1 Mar 2012

Take a Drive Over: "Brits Abroad" Interview


Jeremy Walker posted an interview today over at his site with Derek Thomas and Carl Trueman, two “Brits” currently living and ministering here in the States. I would encourage you to take a drive over there and read it. Lots of great advice from their experience in both the seminary and pastoral contexts. I agree strongly with most of it, excepting their move from being Baptists to Presbyterians. Look for the following:

  1. The importance of the intersection between the academy and local church ministry, and the need for those who teach to immerse themselves in real church ministry;
  2. Their opinions about the younger reformed movement, and its view of the local church and personal holiness;
  3. Some great advice for maintaining a long-term pastoral ministry;
  4. A clear declaration that culture is not neutral–you don’t see that too often these days.

2 Responses

  1. What leapt out at me was Carl’s stress on the need for maturity, and how that usually involves years and mileage.

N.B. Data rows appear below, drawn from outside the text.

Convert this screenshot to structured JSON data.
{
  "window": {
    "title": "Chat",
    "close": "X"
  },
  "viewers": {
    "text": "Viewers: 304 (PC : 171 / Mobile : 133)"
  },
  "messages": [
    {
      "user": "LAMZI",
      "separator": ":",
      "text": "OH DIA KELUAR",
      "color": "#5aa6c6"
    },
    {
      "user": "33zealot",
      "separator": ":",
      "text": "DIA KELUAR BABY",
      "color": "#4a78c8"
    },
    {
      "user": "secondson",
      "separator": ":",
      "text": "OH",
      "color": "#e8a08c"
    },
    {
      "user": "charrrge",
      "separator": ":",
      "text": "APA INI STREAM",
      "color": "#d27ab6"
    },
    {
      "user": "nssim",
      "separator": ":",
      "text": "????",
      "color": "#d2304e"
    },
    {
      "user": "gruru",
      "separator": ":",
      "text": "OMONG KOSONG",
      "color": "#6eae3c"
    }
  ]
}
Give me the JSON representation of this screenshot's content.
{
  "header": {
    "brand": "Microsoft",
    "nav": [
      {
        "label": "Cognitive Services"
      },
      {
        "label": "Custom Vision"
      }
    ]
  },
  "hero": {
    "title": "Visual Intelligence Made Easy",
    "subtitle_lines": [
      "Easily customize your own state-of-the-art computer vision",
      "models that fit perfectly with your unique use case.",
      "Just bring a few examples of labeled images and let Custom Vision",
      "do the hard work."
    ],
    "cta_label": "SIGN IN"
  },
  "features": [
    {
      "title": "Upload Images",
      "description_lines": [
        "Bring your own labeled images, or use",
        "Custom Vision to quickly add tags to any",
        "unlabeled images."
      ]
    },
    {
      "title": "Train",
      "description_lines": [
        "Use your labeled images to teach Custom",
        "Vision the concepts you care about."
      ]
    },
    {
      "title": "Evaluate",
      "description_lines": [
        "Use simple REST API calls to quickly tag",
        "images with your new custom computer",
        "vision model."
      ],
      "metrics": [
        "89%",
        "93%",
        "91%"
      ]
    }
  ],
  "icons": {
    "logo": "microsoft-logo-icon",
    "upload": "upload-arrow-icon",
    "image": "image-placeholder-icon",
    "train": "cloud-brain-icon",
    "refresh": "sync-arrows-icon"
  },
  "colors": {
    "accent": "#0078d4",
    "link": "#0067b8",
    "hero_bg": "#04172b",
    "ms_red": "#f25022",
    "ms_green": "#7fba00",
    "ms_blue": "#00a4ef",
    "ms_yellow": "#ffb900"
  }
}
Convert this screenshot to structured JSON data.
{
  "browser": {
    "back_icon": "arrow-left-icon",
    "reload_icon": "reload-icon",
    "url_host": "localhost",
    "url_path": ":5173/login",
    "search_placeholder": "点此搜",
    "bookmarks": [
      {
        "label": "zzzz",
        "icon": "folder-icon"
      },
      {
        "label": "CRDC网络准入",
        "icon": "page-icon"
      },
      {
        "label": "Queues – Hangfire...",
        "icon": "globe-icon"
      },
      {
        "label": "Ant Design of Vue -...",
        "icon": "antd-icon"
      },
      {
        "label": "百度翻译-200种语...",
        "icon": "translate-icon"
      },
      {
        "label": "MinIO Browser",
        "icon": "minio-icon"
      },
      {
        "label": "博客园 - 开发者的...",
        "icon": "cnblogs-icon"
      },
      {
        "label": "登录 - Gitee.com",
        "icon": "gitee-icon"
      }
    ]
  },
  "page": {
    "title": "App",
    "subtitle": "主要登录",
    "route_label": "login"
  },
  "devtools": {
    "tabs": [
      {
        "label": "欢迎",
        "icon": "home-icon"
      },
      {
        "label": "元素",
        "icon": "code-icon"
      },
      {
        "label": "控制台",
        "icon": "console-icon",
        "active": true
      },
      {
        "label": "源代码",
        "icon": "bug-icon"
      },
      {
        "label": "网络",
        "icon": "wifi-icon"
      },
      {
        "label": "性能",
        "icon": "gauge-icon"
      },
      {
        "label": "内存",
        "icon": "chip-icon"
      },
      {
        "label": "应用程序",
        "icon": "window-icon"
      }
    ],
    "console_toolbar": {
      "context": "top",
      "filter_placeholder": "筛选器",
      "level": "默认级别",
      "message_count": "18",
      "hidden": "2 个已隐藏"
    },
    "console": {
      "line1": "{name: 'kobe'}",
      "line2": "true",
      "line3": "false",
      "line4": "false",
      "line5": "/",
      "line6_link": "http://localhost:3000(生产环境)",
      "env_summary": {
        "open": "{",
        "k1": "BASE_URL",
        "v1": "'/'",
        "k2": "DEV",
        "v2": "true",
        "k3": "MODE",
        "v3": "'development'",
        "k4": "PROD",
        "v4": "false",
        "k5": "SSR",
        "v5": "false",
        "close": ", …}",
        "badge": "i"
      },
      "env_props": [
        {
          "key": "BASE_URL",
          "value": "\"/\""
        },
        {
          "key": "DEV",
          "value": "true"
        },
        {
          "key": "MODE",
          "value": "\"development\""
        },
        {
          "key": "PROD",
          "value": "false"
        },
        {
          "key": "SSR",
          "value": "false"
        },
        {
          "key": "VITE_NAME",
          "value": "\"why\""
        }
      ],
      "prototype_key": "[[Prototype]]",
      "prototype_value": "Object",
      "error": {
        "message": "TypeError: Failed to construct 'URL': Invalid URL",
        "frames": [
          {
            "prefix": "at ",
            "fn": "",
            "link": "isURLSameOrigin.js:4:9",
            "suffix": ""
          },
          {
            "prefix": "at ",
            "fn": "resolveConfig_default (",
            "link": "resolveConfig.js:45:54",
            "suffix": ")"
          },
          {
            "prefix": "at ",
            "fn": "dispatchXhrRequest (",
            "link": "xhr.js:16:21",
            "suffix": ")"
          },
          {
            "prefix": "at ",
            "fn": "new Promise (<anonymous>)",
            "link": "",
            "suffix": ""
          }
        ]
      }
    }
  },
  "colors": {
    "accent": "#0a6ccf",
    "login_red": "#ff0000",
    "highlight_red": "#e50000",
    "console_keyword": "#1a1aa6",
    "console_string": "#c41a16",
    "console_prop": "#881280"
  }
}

That resonates. I look at my first solo pastorate (at an immature 28) with a long list of regrets and self-blame. Second, Trueman stresses the importance of his sensible wife, who doesn’t believe the “propaganda” he tends to “put out” about himself. I have one of those, thank God, and her saying that I’ve matured is a ground for some hope.

    Many will think of Spurgeon, who became a pastor when a single teenager. Brother, Spurgeon was a freak of grace. We could use an army of them, but you’re probably no Spurgeon. God knows I wasn’t, and am not.

  2. Pearson

    Those were great points too. I agree, the likes of Spurgeon, Bunyan, and Carey were unique. I tell guys if they are equipped and willing they can educate themselves as those men did, but it surely is not the norm for us more averagely equipped men.